Schools without Failure

Sean arrived five minutes early, accompanied by knapsack, hoodie and a supercilious grin designed to hide the uncertainty of the situation. Fifteen years old and this fresh faced young man looked and felt the moment. It was his first venture into the commercial world.

As a two week mentor student, Sean had given up his holidays to learn more about the world of marketing and its allied disciplines. As he was familiarised with the organisation his subsiding apprehension was visibly obvious. A few well meaning jokes about speaking up and using the time to become part of the team for the next fortnight, offered a refreshing relaxation and after the first day Sean was mentally ready to embrace the process of learning.

It occurred to me at the time, that Sean was not unique. I mused over past observations with mentoring school students and how they had arrived with fear in their eyes and the usual camouflage of emotions. It was then I began to consider Gonski, and all the other so called experts who claim to know the answers about learning, and I asked myself, are we on the right track?
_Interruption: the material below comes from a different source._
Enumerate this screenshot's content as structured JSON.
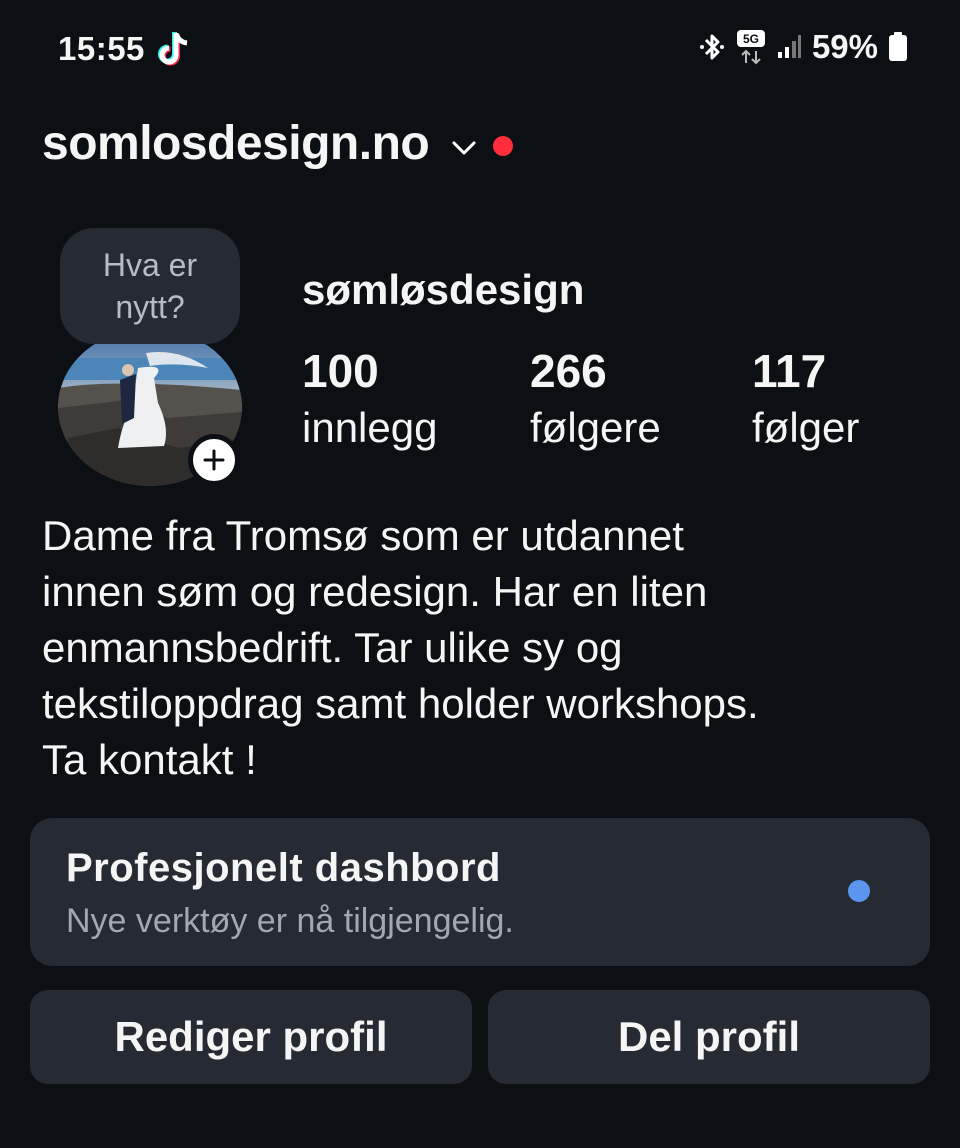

Consider this if you will; if our young people are so filled with a lack of confidence when arriving at the world of commerce and industry, what are we really teaching them?

Sean claims he learned more in his two week experience with our organisation than he had for the whole year and after a marvelous presentation to all our personnel in which he demonstrated a new confidence he never knew he had, he received a round of applause.

Interestingly enough the essence of what we facilitate is basic. It’s about solving problems – all sorts of challenges. In our case its a myriad of commercial communication challenges and they are often not simple. Yes, Sean was equipped with the three R’s and with a first class level of intelligence based on common sense but the very foundation of his learning agenda demanded his confidence and a belief in himself, after which he wanted to learn.

I believe the conditions for learning have to be individual and not founded on models which are right for the government, education department or the teacher. It has to be based on creating a belief in young minds that they are great and by being small they only pamper to their greatest fears. We are not small, we are significant and this is the attitude which must be purveyed throughout a learning process.

By creating such an environment, people ‘want’ to learn and in so doing we develop a culture based on searching for knowledge. We owe being great to the Sean’s of the world, we owe it to ourselves and we owe it to our nation.

We are the sum total of the books we read and the people we meet. We have the tools, now give us the moment!